Dozier called Modesto "one of our best-planned cities in the valley," partly because its housing units houses and apartments are significantly closer together than elsewhere in the region.
Census takers in 2010 counted 2,035 housing units per square mile within the Modesto city limit, compared with just 968 in Ripon, 805 in Sonora and 893 in Livingston.
That's a good thing, according to Brent Sinclair, Modesto's director of community and economic development. He said keeping housing compact makes it more affordable to provide city services.
"Every time a road or a water line or a sewer line is extended, it has to be maintained," Sinclair explained. The farther out infrastructure spreads, the more it costs.
Besides, more and more people prefer living closer together, Dozier contends. "The older you get, the more you're looking to downsize," said Dozier, adding that people increasingly want to be able to walk to stores and restaurants.
Young adults also prefer high-density urban settings, according to Dozier.
"They like being downtown ... because they've got things to do there," Dozier said.
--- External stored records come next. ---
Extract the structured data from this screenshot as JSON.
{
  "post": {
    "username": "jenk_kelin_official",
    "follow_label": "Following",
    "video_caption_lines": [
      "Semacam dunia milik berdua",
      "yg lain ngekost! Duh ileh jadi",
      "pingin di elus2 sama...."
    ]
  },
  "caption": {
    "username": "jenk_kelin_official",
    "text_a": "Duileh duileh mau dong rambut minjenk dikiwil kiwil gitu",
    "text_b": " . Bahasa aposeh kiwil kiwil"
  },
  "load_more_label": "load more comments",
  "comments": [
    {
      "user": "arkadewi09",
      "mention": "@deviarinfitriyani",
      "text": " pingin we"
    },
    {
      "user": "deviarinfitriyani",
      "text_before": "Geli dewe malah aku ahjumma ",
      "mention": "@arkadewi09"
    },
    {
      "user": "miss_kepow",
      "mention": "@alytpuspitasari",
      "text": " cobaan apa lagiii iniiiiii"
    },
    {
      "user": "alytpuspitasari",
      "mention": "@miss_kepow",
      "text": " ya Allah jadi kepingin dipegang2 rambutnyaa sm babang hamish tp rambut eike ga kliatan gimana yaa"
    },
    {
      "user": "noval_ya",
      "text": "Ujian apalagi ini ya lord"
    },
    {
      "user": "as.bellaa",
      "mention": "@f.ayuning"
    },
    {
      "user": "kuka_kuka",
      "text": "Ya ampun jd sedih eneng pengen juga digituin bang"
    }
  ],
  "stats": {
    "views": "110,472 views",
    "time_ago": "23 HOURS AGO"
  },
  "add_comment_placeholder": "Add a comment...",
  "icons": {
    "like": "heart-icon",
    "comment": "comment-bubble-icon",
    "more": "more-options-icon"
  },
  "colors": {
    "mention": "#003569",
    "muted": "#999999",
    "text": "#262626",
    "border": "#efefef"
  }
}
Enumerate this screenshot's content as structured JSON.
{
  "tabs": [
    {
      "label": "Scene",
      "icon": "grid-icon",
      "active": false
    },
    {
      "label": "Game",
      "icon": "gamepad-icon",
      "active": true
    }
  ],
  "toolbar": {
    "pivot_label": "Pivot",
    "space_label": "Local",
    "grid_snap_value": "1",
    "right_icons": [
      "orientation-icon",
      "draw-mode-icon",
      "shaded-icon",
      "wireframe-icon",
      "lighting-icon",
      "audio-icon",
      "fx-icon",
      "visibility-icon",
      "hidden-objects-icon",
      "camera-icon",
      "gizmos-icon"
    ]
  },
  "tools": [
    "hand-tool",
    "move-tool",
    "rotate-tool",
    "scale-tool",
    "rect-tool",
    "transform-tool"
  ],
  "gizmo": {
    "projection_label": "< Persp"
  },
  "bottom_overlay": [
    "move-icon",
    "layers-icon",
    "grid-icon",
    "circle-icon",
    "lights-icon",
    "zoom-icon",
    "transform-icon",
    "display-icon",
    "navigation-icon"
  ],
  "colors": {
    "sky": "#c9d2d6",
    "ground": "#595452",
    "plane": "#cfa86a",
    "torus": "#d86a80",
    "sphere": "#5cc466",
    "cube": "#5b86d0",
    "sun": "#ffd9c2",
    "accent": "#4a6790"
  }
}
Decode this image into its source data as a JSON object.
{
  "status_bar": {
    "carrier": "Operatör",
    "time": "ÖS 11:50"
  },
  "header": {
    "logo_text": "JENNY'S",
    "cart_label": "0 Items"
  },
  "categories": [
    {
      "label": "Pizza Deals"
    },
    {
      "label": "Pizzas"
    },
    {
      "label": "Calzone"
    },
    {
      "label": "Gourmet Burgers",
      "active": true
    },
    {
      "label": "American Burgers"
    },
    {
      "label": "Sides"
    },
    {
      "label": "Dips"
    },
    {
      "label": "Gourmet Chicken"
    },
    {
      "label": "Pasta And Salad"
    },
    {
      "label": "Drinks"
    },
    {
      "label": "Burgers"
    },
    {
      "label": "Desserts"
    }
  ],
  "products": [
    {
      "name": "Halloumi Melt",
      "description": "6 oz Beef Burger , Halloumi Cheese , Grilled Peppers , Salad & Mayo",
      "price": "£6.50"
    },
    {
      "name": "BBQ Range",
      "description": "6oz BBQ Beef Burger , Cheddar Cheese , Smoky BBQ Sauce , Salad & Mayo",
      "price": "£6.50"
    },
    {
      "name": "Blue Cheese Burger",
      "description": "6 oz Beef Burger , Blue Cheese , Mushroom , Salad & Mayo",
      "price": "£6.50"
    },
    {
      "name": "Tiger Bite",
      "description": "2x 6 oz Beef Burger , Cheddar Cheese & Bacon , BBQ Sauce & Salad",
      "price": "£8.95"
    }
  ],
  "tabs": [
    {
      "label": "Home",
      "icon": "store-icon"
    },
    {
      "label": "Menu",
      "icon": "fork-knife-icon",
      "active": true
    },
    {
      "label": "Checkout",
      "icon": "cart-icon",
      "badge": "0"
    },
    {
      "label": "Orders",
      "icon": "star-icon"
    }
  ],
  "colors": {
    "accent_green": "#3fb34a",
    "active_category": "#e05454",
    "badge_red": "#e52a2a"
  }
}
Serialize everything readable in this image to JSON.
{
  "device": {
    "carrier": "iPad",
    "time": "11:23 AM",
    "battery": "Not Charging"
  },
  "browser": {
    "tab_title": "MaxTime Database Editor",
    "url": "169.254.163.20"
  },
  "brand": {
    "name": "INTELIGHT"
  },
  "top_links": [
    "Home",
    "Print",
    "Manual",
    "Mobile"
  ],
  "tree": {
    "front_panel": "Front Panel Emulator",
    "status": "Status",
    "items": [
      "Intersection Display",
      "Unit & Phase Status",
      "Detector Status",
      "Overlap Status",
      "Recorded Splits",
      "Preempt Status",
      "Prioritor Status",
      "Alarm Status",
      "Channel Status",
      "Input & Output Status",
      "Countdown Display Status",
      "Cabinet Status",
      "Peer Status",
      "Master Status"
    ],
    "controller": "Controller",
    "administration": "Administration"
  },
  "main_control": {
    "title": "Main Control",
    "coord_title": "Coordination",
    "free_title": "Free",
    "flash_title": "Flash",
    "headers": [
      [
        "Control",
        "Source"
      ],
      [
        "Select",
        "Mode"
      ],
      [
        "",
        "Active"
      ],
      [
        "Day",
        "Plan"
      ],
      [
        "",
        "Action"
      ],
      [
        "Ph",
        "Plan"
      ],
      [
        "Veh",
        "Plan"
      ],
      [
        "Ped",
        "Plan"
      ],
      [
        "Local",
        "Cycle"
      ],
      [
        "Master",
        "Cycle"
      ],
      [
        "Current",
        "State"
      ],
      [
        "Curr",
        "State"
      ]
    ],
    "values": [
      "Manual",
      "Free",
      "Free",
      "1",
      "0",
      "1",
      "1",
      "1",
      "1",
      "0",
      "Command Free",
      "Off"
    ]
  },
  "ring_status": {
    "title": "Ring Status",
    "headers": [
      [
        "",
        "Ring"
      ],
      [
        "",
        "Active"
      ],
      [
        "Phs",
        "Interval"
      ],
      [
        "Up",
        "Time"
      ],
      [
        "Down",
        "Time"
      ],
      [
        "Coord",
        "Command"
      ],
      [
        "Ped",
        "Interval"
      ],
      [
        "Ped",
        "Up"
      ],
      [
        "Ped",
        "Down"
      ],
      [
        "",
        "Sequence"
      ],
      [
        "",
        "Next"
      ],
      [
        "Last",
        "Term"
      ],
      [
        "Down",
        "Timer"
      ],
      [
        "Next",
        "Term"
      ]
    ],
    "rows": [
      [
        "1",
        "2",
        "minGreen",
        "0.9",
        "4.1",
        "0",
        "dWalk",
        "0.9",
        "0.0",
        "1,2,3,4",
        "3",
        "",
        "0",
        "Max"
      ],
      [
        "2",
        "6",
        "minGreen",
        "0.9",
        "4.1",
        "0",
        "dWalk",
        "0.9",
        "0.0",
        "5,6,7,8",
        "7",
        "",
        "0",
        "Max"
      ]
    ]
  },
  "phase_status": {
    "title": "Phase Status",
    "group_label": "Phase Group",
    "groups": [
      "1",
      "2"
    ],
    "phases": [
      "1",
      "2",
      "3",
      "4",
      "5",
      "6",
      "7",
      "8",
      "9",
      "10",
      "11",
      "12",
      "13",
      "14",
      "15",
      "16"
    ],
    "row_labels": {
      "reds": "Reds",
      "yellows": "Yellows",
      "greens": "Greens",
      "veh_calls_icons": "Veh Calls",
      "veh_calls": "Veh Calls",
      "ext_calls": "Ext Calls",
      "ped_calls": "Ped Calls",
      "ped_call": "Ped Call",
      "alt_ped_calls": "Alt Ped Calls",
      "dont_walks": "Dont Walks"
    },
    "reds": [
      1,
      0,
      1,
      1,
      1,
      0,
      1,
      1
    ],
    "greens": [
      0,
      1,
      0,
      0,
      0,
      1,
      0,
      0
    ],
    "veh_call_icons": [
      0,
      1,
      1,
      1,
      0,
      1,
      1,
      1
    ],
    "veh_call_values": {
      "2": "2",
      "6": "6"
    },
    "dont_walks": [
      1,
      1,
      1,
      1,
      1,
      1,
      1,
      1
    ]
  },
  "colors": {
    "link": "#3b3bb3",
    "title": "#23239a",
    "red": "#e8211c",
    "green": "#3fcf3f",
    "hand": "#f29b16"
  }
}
Rather than wanting big back yards and spacious houses, he said they prefer tighter living quarters near the action. "They don't spend much time in their rooms. They're out and about. It's almost an evolutionary thing."
San Francisco where tiny, high-priced apartments are the norm squeezes 8,042 housing units into every square mile. That city crams 17,180 people per square mile, which is more than triple Modesto's density and 10 times more than Sonora's.
But is that how people really prefer to live?
Nope, at least not according to home builder Toni Raymus, who runs Raymus Homes and has subdivisions in Oakdale and Manteca.
Raymus said young adults may enjoy the excitement of big-city life, "but when they get married and they have children, they crave the kind of home they grew up in." She said that's why most new home buyers want single-family houses on lots that are at least 5,000 square feet.
While urban planners may favor more compact developments, Raymus said valley home buyers don't like them. She learned that the hard way.
Back in 2004 when the housing market was hot, Raymus said her company built a higher-density development in Manteca called Mikey's Place.
"It was a cute little project with 3,500-square-foot lots. We had 10 of them, and we still own six. People did not want to buy them. The market wasn't there at all," Raymus recounted. "Buyers vote with their pocketbooks. We can't force people to live different than they want to."
Sinclair still believes compact housing units can be popular, if they're built in the right location.
"If you're out on the periphery of a city, you don't have the advantages of urban life around you," said Sinclair, speculating on why small-lot subdivisions might not sell well. He thinks condominiums built on redeveloped land or infill property near a city's core, however, could attract those looking to downsize or live within walking distance of work.
Modesto may start offering developers incentives to build downtown, Sinclair said. Downtown lofts have been pitched before, but virtually none were built during the past decade.
Plenty of other types of housing units, from giant upscale homes to government-subsided apartments for low-income residents, were built in Modesto from 2000 through 2010.
In fact, census tallies show Modesto's housing stock increased by 11.7 percent during those 10 years, even though the city's population increased only 6.5 percent.
Housing had lagged behind population gains the decade before that. From 1990 to 2000, the number of Modesto residents grew by 14.6 percent, while housing increased only 10.4 percent.
Because of that, Modesto's population density was virtually the same in 2010 as it was in 1990 about 5,456 people per square mile.
That wasn't the case in Patterson. Its population density in 1990 was 5,074 per square mile, but by 2010, that had dropped to 3,431. That's because Patterson's borders more than tripled during those 20 years, which more than compensated for its 137 percent increase in residents.
Bee staff writer J.N. Sbranti can be reached at firstname.lastname@example.org or (209) 578-2196.